Earlybird and Rocket are investing €4.4 million in this round, and, once again, Movinga’s Series B backer Index Ventures is nowhere to be seen (and has presumably been further diluted).

Speaking earlier this week, Finn Age Hänsel, Managing Director of Movinga, told me that the new capital will be used for further growth and to achieve “operational break-even”. Specifically, the startup plans to invest more in its technology platform in order to automate more of the removals process, which at the moment includes things like being able to price a house move in real-time and dispatch work to its removal partners in the most efficient way.

In addition, Hänsel says that further European geographical expansion is on the cards. The company currently operates in Germany and France, focusing on intercity house moves, including aggregating removal jobs where appropriate in order to reduce costs and ensure vehicles don’t make return journeys empty handed unnecessarily. It claims to have facilitated over 30,000 moves since 2016 and says it is on track for annual revenues “significantly over 20 million Euros”.

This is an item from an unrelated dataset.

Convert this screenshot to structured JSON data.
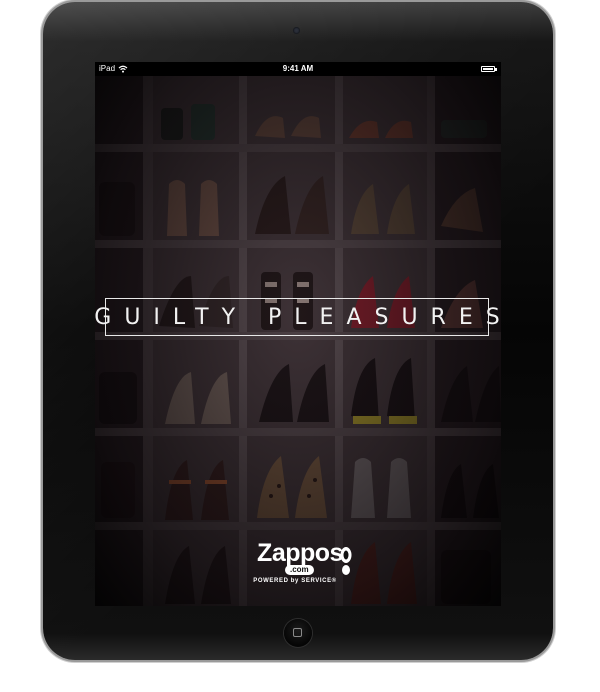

Meanwhile, on the consumer front, Movinga is eyeing up additional services it can offer, such as changing your electricity provider or taking out a contract for home broadband. The company is also building out tools for its removals partners in a bid to digitise more of the removals process. This will include SaaS ERP software to simplify the management of “general planning processes” endured by removals companies.

Moving forward, Hänsel tells me that Movinga wants to expand into removals within the same city, which requires a different set of strengths, and is an area where the company doesn’t really compete at the moment. Another sector he thinks has future potential is “on-demand” removals, such as wanting to move a couch you have just purchased or sold on eBay, and would operate more along the lines of Uber for removals.

Amazon adds loads more branded Dash buttons in UK


Amazon has doubled the total selection of branded Dash buttons available to UK members of its Prime subscription service, to more than 100, just over a year after launching the push-button wi-fi gizmos, which let people reorder a specific product via its ecommerce marketplace just by pushing the button.

The first Dash buttons launched in the UK in August last year. Amazon now says Dash Button orders have delivered more than 160,000 cups of coffee and almost 300,000 rolls of toilet tissue paper in the market.

Although it’s not — in typical Amazon fashion — breaking out any hard metrics for the buttons, which cost £4.99 a piece (though users then get a £4.99 discount on their first Dash push order — so sticking these things all over your white goods comes with essentially zero additional cost, assuming you’re already locked into Amazon’s Prime membership program).

Reordering toilet roll is the most popular Dash push for UK users, according to the ecommerce giant. Followed by dishwasher tablets, cat litter, cat food, beer, mouthwash and baby wipes. So most definitely this gadget is one to file under ‘utility & convenience’ (not ‘shiny & sexy’).

Among the new brands willingly sticking themselves on Dash buttons are Bold, Cillit Bang, English Tea Shop, evian, Febreze, Flash, Gaviscon, Harringtons, Head & Shoulders, Pampers, Purina Gourmet, SMA, Tampax, Vet’s Best and Waterwipes.

The full list of new (and existing) UK Dash buttons can be found here.

For fast moving consumer goods brands, which inevitably have stacks of similarly priced rival products vying to catch consumers’ eyes on shop shelves, the chance to peel away and monopolize consumers’ attention in their own homes is clearly the equivalent of catnip.

Add in the fact Dash also reduces friction for repeat orders of their product and, well, there’s really no down side as far as the brands are concerned. Dash buttons for every kind of staple seems inevitable — at least until some kind of instant reordering gets integrated into products themselves.

Until then an unknown number of Brits are apparently comfortable pebble-dashing their homes with stick-on buttons. Or at least happy to put a Dash button for reordering bog roll somewhere near the toilet (hopefully in close proximity to soap and hot water).